It's now been nearly two weeks since Governor Cuomo issued his 30-day budget amendments. Neither the Senate nor Assembly have acted on them just yet, with rumors of legal action challenging the executive's budgetary powers. But lawmakers say they're pursuing other options first. Nick Reisman reports.
ALBANY, N.Y. -- State lawmakers in Albany are grumbling over Governor Andrew Cuomo's hardball approach to the ethics this year. The governor is tying the measures to spending in the state budget -- a move that tests the limits of the governor's legal authority.
"We're arguing it through and that's good and productive," Cuomo said.
Lawmakers are yet to introduce the governor's amended changes to the budget, an unusal move during the budget season. It's raised questions as to whether Cuomo will be sued by lawmakers over his tactics.
"I'm wagering there won't be any lawsuit. That's part of the heated rhetoric we're having now and we will reconcile and we will compromise and we will move forward," said Cuomo.
Rank and file Republican lawmakers on Wednesday called a lawsuit over Cuomo's tying of ethics to spending a last resort, but would not rule it out.
"A legal challenge should be the last resort for anything," said Sen. John Flanagan, R - East Northport.

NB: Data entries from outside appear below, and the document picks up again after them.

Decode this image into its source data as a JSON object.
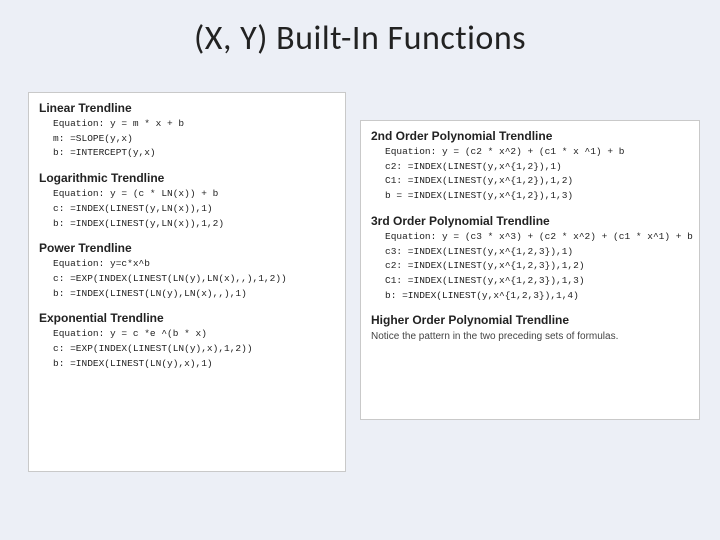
{
  "title": "(X, Y) Built-In Functions",
  "left": [
    {
      "heading": "Linear Trendline",
      "body": "Equation: y = m * x + b\nm: =SLOPE(y,x)\nb: =INTERCEPT(y,x)"
    },
    {
      "heading": "Logarithmic Trendline",
      "body": "Equation: y = (c * LN(x)) + b\nc: =INDEX(LINEST(y,LN(x)),1)\nb: =INDEX(LINEST(y,LN(x)),1,2)"
    },
    {
      "heading": "Power Trendline",
      "body": "Equation: y=c*x^b\nc: =EXP(INDEX(LINEST(LN(y),LN(x),,),1,2))\nb: =INDEX(LINEST(LN(y),LN(x),,),1)"
    },
    {
      "heading": "Exponential Trendline",
      "body": "Equation: y = c *e ^(b * x)\nc: =EXP(INDEX(LINEST(LN(y),x),1,2))\nb: =INDEX(LINEST(LN(y),x),1)"
    }
  ],
  "right": [
    {
      "heading": "2nd Order Polynomial Trendline",
      "body": "Equation: y = (c2 * x^2) + (c1 * x ^1) + b\nc2: =INDEX(LINEST(y,x^{1,2}),1)\nC1: =INDEX(LINEST(y,x^{1,2}),1,2)\nb = =INDEX(LINEST(y,x^{1,2}),1,3)"
    },
    {
      "heading": "3rd Order Polynomial Trendline",
      "body": "Equation: y = (c3 * x^3) + (c2 * x^2) + (c1 * x^1) + b\nc3: =INDEX(LINEST(y,x^{1,2,3}),1)\nc2: =INDEX(LINEST(y,x^{1,2,3}),1,2)\nC1: =INDEX(LINEST(y,x^{1,2,3}),1,3)\nb: =INDEX(LINEST(y,x^{1,2,3}),1,4)"
    },
    {
      "heading": "Higher Order Polynomial Trendline",
      "note": "Notice the pattern in the two preceding sets of formulas."
    }
  ]
}
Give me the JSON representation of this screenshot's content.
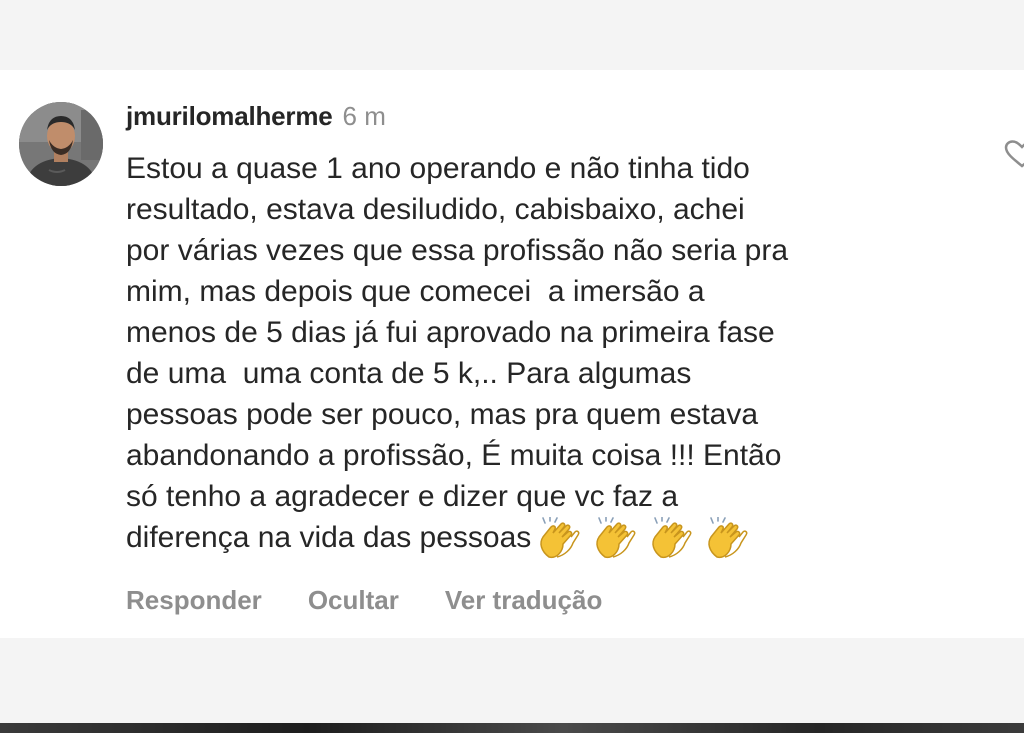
{
  "comment": {
    "username": "jmurilomalherme",
    "time": "6 m",
    "lines": [
      "Estou a quase 1 ano operando e não tinha tido",
      "resultado, estava desiludido, cabisbaixo, achei",
      "por várias vezes que essa profissão não seria pra",
      "mim, mas depois que comecei  a imersão a",
      "menos de 5 dias já fui aprovado na primeira fase",
      "de uma  uma conta de 5 k,.. Para algumas",
      "pessoas pode ser pouco, mas pra quem estava",
      "abandonando a profissão, É muita coisa !!! Então",
      "só tenho a agradecer e dizer que vc faz a",
      "diferença na vida das pessoas"
    ],
    "emoji_icon": "clapping-hands-icon",
    "emoji_count": 4
  },
  "actions": {
    "reply": "Responder",
    "hide": "Ocultar",
    "translate": "Ver tradução"
  },
  "icons": {
    "like": "heart-outline-icon",
    "avatar": "profile-avatar"
  },
  "colors": {
    "text": "#262626",
    "muted": "#8e8e8e",
    "card": "#ffffff",
    "background": "#f4f4f4",
    "emoji": "#f4c236"
  }
}
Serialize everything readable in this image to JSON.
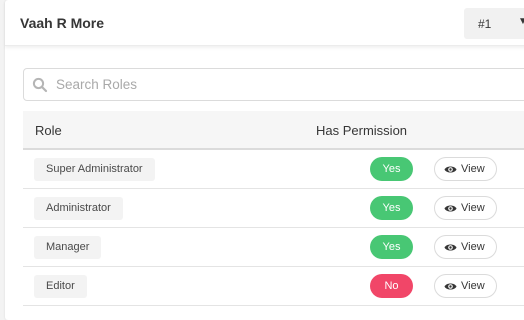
{
  "header": {
    "title": "Vaah R More",
    "page_select": {
      "value": "#1",
      "chevron_icon": "caret-down-icon"
    }
  },
  "search": {
    "placeholder": "Search Roles",
    "value": "",
    "icon": "search-icon"
  },
  "table": {
    "columns": [
      "Role",
      "Has Permission"
    ],
    "rows": [
      {
        "role": "Super Administrator",
        "permission": "Yes",
        "action": "View"
      },
      {
        "role": "Administrator",
        "permission": "Yes",
        "action": "View"
      },
      {
        "role": "Manager",
        "permission": "Yes",
        "action": "View"
      },
      {
        "role": "Editor",
        "permission": "No",
        "action": "View"
      }
    ]
  },
  "colors": {
    "yes": "#48c774",
    "no": "#f14668",
    "accent_text": "#363636"
  }
}
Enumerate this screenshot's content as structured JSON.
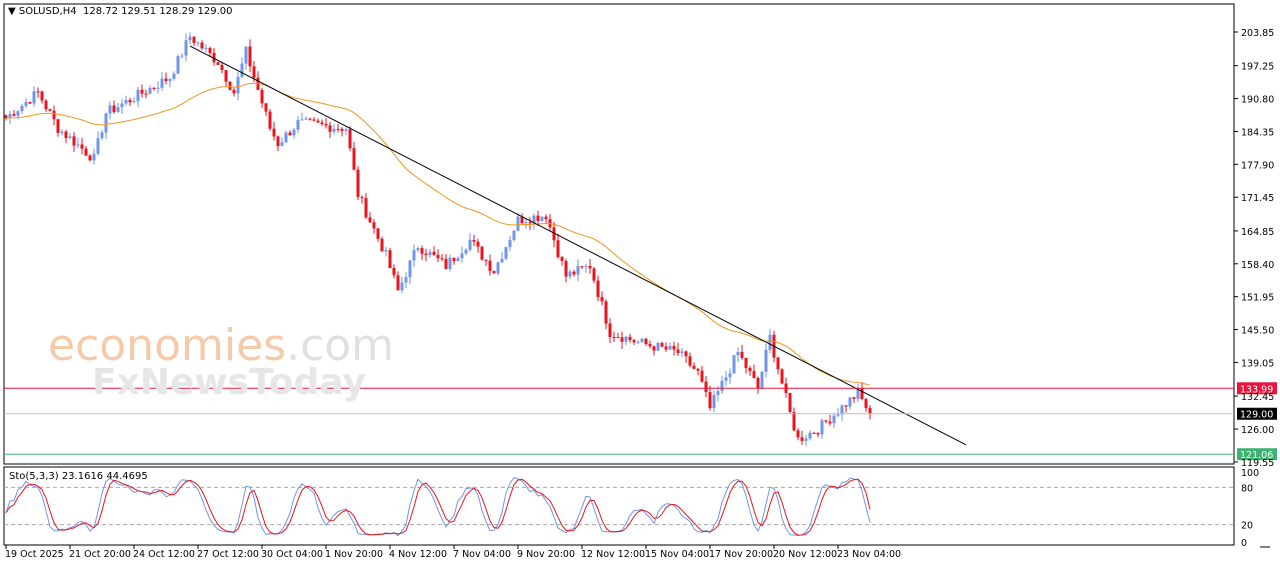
{
  "header": {
    "symbol": "SOLUSD,H4",
    "ohlc": "128.72 129.51 128.29 129.00"
  },
  "watermark": {
    "brand1": "economies",
    "brand1_suffix": ".com",
    "brand2": "FxNewsToday"
  },
  "colors": {
    "up": "#6f96e8",
    "down": "#e8141e",
    "ma": "#f0961e",
    "resistance": "#e8143c",
    "support": "#3cb371",
    "current": "#000000"
  },
  "chart_data": {
    "type": "candlestick",
    "title": "SOLUSD,H4",
    "price_ticks": [
      "203.85",
      "197.25",
      "190.80",
      "184.35",
      "177.90",
      "171.45",
      "164.85",
      "158.40",
      "151.95",
      "145.50",
      "139.05",
      "132.45",
      "126.00",
      "119.55"
    ],
    "ylim": [
      118.5,
      207.5
    ],
    "time_labels": [
      "19 Oct 2025",
      "21 Oct 20:00",
      "24 Oct 12:00",
      "27 Oct 12:00",
      "30 Oct 04:00",
      "1 Nov 20:00",
      "4 Nov 12:00",
      "7 Nov 04:00",
      "9 Nov 20:00",
      "12 Nov 12:00",
      "15 Nov 04:00",
      "17 Nov 20:00",
      "20 Nov 12:00",
      "23 Nov 04:00"
    ],
    "time_label_candle_index": [
      0,
      16,
      32,
      48,
      64,
      80,
      96,
      112,
      128,
      144,
      160,
      176,
      192,
      208
    ],
    "close_path": [
      [
        0,
        187
      ],
      [
        8,
        192
      ],
      [
        13,
        185
      ],
      [
        22,
        179
      ],
      [
        25,
        188
      ],
      [
        32,
        191
      ],
      [
        41,
        195
      ],
      [
        46,
        203
      ],
      [
        53,
        198
      ],
      [
        57,
        192
      ],
      [
        60,
        200
      ],
      [
        66,
        185
      ],
      [
        68,
        182
      ],
      [
        73,
        186
      ],
      [
        85,
        185
      ],
      [
        88,
        172
      ],
      [
        95,
        160
      ],
      [
        98,
        153
      ],
      [
        103,
        162
      ],
      [
        110,
        158
      ],
      [
        116,
        163
      ],
      [
        122,
        157
      ],
      [
        128,
        167
      ],
      [
        135,
        168
      ],
      [
        140,
        156
      ],
      [
        146,
        158
      ],
      [
        151,
        145
      ],
      [
        158,
        143
      ],
      [
        168,
        141
      ],
      [
        173,
        137
      ],
      [
        176,
        130
      ],
      [
        183,
        141
      ],
      [
        188,
        134
      ],
      [
        191,
        144
      ],
      [
        196,
        129
      ],
      [
        198,
        124
      ],
      [
        203,
        126
      ],
      [
        210,
        131
      ],
      [
        213,
        133
      ],
      [
        216,
        129
      ]
    ],
    "levels": [
      {
        "label": "133.99",
        "value": 133.99,
        "kind": "resistance"
      },
      {
        "label": "129.00",
        "value": 129.0,
        "kind": "current"
      },
      {
        "label": "121.06",
        "value": 121.06,
        "kind": "support"
      }
    ],
    "trendline": {
      "from": [
        46,
        201.1
      ],
      "to": [
        240,
        122.9
      ]
    },
    "moving_average_period": 50,
    "stochastic": {
      "label": "Sto(5,3,3) 23.1616 44.4695",
      "k": 23.1616,
      "d": 44.4695,
      "levels": [
        "100",
        "80",
        "20",
        "0"
      ]
    }
  }
}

But Republican Senate Majority Leader Dean Skelos emerged from private meeting with the governor to say a legal challenge likely won't occur.
"I don't believe there's lawsuits that are necessary. We're going through the 30-day amendments, they're very complicated and the Legislature. I know the Senate, the speaker, the coalition, we're all looking at it," said Dean Skelos, R - Senate Majority Leader.
But for now, not introducing the amendments gives Senate Republicans leverage in the budget negotiations since the chamber cannot pass measures that have not been introduced.
"We talked about a result. We didn't talk about introducing and not introducing," said Skelos.
And even as Cuomo talks of compromise, his lieutenant governor Kathy Hochul is taking a harder line with the GOP conference.
"They have a responsibility to introduce the amendments. We expect it will happen in a timely fashion. We believe the people of the state of New York deserve an on-time budget and that's what we're working toward and we hope the people of the state of New York understand," said Lt. Gov. Kathy Hochul, D - New York.
The budget is due by April 1. If approved before the deadline, it would be the fifth on-time budget in a row.